To create a new user, follow the steps:
- Login as root on ares
- Create an LDIF file which describes the new user. There should be a template file /root/add_ldap_user.ldif, but it should look like:
dn: cn=Jamie Stevens,cn=rastro,dc=astro,dc=utas.edu.au
cn: Jamie Stevens
dn: is the definitive name of the account. It consists of the
cn (or common name) of the
person, combined with the common name of the group (which will always be
rastro, and then the
basename of the directory, which will always be
uid: is the user ID of the account. For ares, the user ID is usually the first letter of the
first name, followed by the surname. This is not a hard and fast rule however, and people should
be allowed to choose their username, and it should usually be possible to match their UTAS user ID
and their ares user ID.
cn: is the common name, which is the first name and surname of the person. It should match
exactly what was put as the common name in the definitive name entry.
sn: is just the surname.
uidNumber: is the user ID number, which must be unique to ares. Lately I have been making the
UID on ares the same as the UTAS-wide UID so that using TPAC shares becomes easier, however this is
not strictly required.
gidNumber: is the group ID number, which should always be 260 (the rastro group ID number).
homeDirectory: is the location of the account’s home directory, and should be /home/ followed by
objectClass: is the type of directory entry to make (and each account can be of multiple types).
For user accounts on ares, there should be 2 such entries, one specifying a
person and another
loginShell: is the shell the user will be given when logging in, and unless the user has a strong
preference, should be /bin/tcsh.
userPassword: is the password for the user account. You should keep the default
and use the
ldappasswd command to change it after the account has been created; how to do this is
- Enter the new user into the LDAP database. Do this with the command:
ldapadd -x -v -D ‘cn=mgr,dc=astro,dc=utas.edu.au’ -W < add_ldap_user.ldif
assuming that the file you just created with the new account details is called
add_ldap_user.ldif and is in the current directory. The only account that has the ability
to alter the LDAP database is the
cn=mgr account, so you must bind to the database with this

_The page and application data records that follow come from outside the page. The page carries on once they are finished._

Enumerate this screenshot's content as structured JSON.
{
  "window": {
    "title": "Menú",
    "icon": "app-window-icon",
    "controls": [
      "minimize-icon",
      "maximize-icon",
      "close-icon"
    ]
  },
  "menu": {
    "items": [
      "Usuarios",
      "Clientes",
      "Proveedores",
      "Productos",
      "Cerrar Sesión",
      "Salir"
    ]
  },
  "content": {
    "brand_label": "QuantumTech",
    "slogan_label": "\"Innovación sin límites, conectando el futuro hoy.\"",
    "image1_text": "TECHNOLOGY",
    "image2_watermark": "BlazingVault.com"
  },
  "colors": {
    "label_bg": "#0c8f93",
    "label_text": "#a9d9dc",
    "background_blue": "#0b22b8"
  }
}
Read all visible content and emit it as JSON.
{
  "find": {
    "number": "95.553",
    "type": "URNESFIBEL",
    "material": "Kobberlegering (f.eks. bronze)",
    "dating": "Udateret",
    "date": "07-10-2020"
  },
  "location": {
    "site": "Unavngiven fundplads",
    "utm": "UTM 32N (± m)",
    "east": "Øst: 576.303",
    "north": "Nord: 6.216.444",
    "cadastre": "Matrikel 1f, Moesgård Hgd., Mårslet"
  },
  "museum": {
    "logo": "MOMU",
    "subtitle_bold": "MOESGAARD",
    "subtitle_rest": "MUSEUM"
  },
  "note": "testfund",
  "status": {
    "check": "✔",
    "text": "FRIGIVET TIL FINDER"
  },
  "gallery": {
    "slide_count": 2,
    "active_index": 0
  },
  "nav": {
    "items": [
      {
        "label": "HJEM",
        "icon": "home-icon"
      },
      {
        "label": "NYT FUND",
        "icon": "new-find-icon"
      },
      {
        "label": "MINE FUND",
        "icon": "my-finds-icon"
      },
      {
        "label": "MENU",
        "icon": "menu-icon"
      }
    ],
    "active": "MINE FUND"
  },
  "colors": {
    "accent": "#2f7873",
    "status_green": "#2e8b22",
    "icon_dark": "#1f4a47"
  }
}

account, as shown in the command above; this account has the same password as ares’ root password,
and you must enter it when prompted by the command above.
- Make the new home directory:
mkdir /home/uid where
uid is the user ID of the new account.
- Change the permissions on the new home directory:
chown -R uid:rastro /home/uid
- Generate a new random password for the new account:
ldappasswd -x -v -D ‘cn=mgr,dc=astro,dc=utas.edu.au’ -W ‘cn=Jamie Stevens,cn=rastro,dc=astro,dc=utas.edu.au’ would assign a new password to the account owned by Jamie Stevens; you should change the
cn entry to match that of the new account. After being prompted for the root password the new password for the user will be displayed - write this password down as it will be difficult to remember.
- Log in as the new user to test whether everything is working:
ssh uid@ares, and enter the new password when prompted. If you are able to log in without error messages appearing, the new account is ready to use.
- Email or give the new account details to the user and ask them to log in and change their password immediately to something they will remember using the